WILDLIFE RESEARCH — The Friends of the Scotchman Peaks Wilderness once again is asking people to vote online before Sunday (Oct. 28) to help the group garner $27,600 in requested grants from Zoo Boise that would be applied to wolverine research in the Idaho Panhandle.
Visit the Zoo Boise projects website for details and to vote.
Review the the wolverine proposal and the other finalists and then vote for your two favorites in each category. The four projects with the most votes will each receive a grant from the total of $110,000 the zoo is awarding in 2012. One vote session per person is allowed.
The Friends of Scotchman Peaks Wilderness has partnered with Idaho Fish and Game and the Idaho Conservation League on a proposal for an Idaho Panhandle Wolverine Study.
Wolverines (Gulo gulo) have been classified as ‘warranted but precluded’ for listing as a threatened species by the U.S. Fish and Wildlife Service.
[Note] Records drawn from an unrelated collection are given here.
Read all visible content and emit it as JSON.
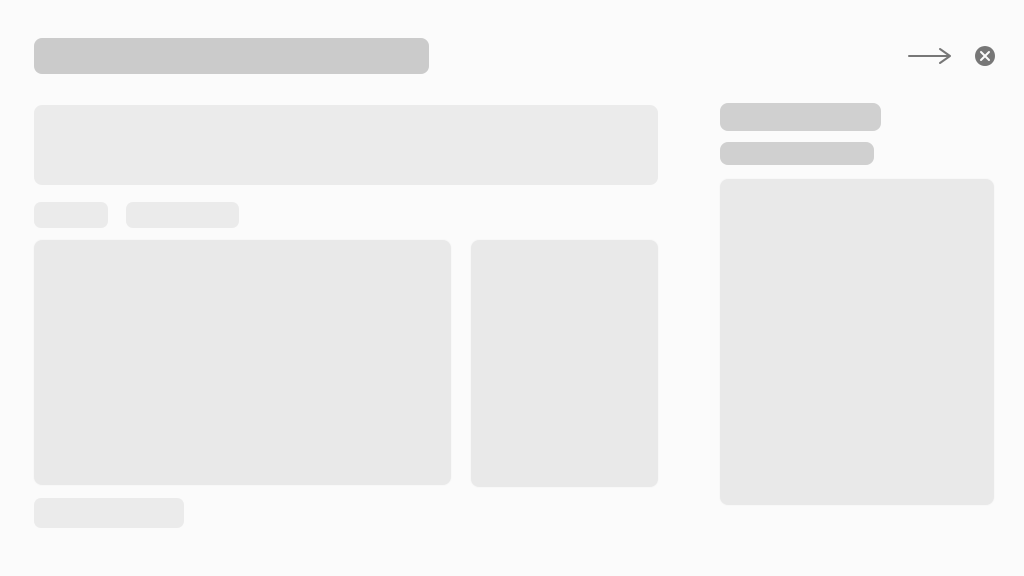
{
  "header": {
    "title_placeholder": "",
    "actions": [
      {
        "name": "next-arrow-icon"
      },
      {
        "name": "close-icon"
      }
    ]
  },
  "main": {
    "hero_card": {
      "state": "loading"
    },
    "chips": [
      {
        "state": "loading"
      },
      {
        "state": "loading"
      }
    ],
    "content_card": {
      "state": "loading"
    },
    "side_card": {
      "state": "loading"
    },
    "footer_chip": {
      "state": "loading"
    }
  },
  "aside": {
    "title": {
      "state": "loading"
    },
    "subtitle": {
      "state": "loading"
    },
    "preview_card": {
      "state": "loading"
    }
  },
  "colors": {
    "background": "#fbfbfb",
    "skeleton_dark": "#cbcbcb",
    "skeleton_light": "#ebebeb",
    "icon": "#777777"
  }
}
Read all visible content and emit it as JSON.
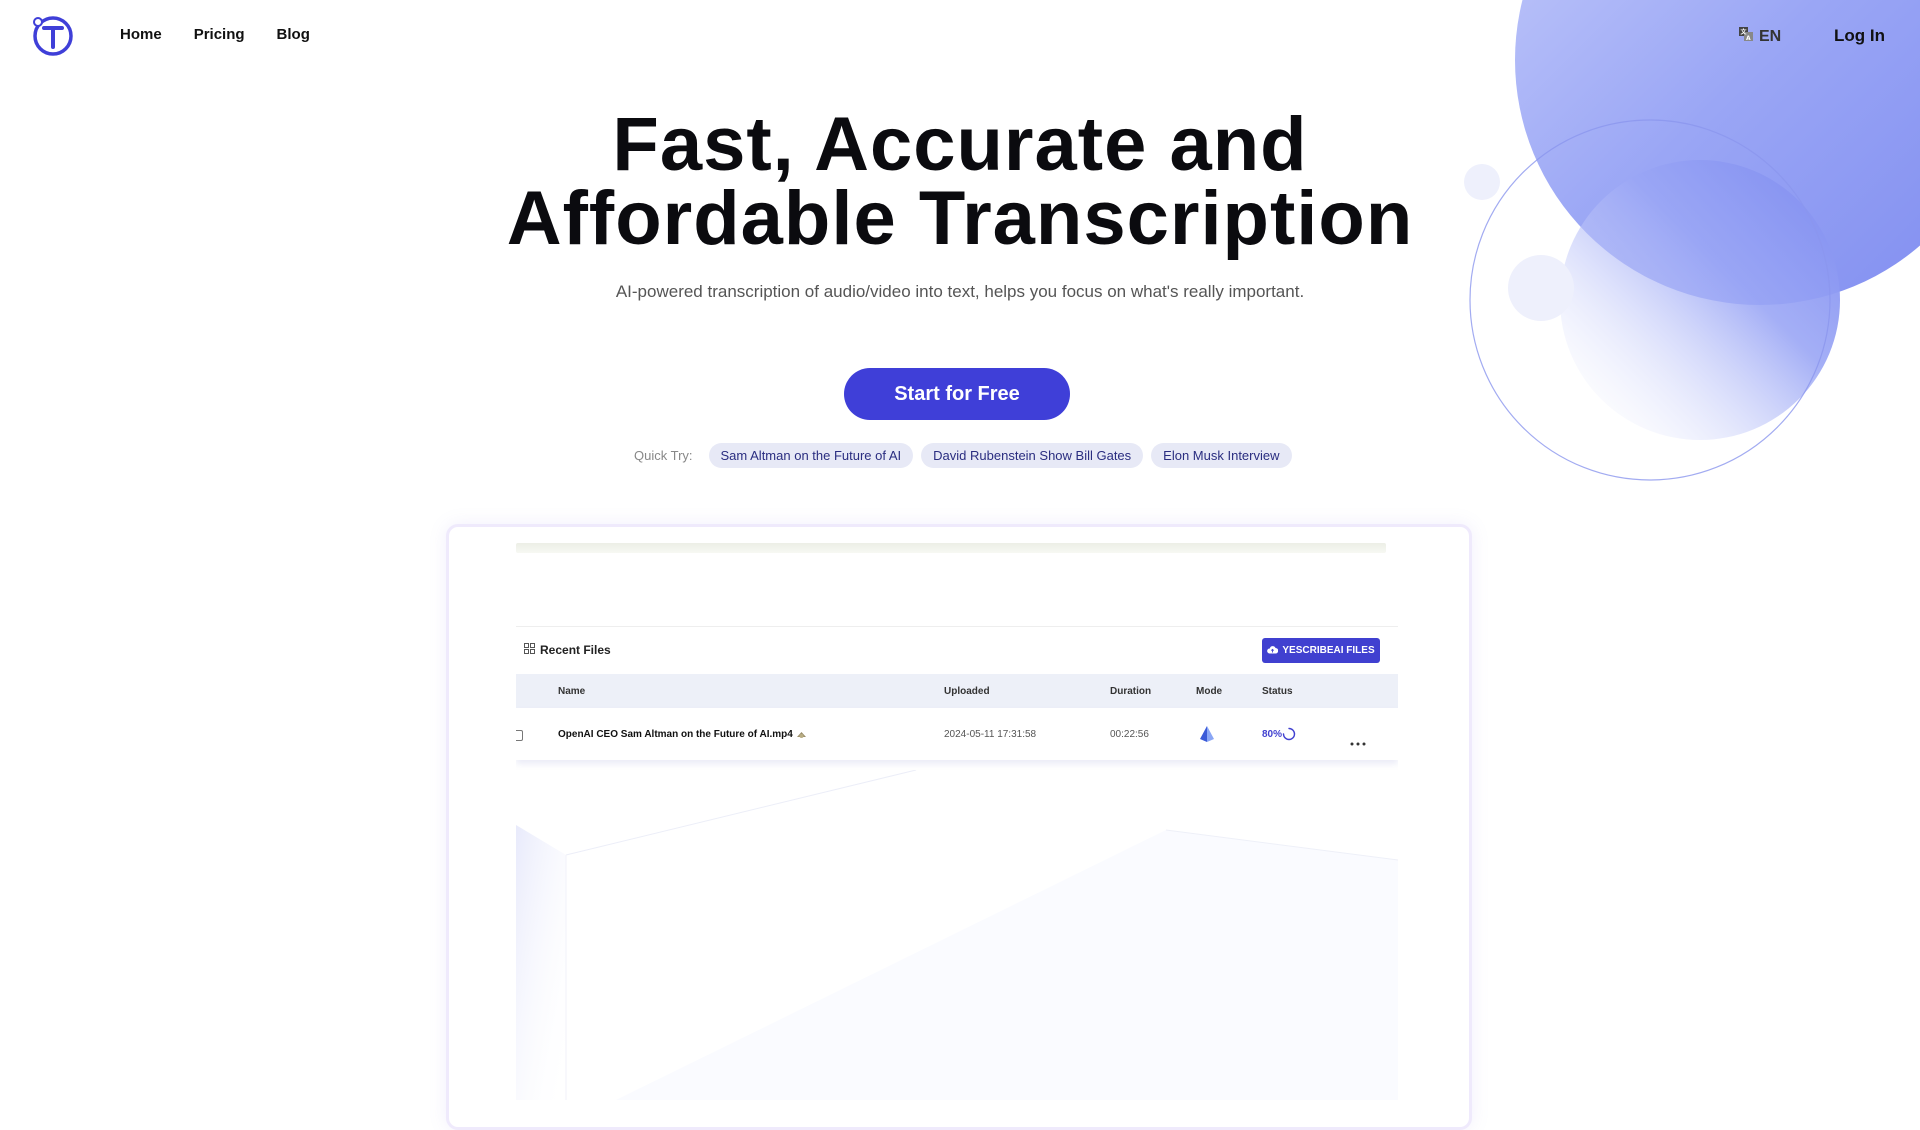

Only about 35 breeding wolverine females were known to be roaming the lower 48 states two years ago.
Read on for more details about the North Idaho project.
The study began modestly in 2010-11, involving a few camera stations that caught an amazing variety of critters, but particularly rare forest carnivores; martins, fishers, ermine, bobcats, and even a wolverine and a lynx.
“We started small,” says Sandy Compton, FSPW program coordinator, “but the volunteer response was amazing. Lots of people were interested in getting involved with setting up and monitoring the camera stations.”
Citing such great initial results, FSPW wrote a grant for nearlhy $30,000 for the 2011-12 season, and it was the top vote getter of the 9 finalists. With the grant in hand, FSPW bought two dozen-plus top-grade Reconix cameras and all the other accoutrements to set up monitoring stations, and hired biologist Kelsey Brasseur for 30 hours a week to be project coordinator.
A stable of volunteers were trained to put out bait stations in late fall and monitor them by snowshoeing or skiing during winter to find out where wolverines ‘hang out’ by captureing photos of them.
Data collected will inform Forest Service policy decisions which influence wolverine survival.
For more information about the organization of the FSPW project, click here.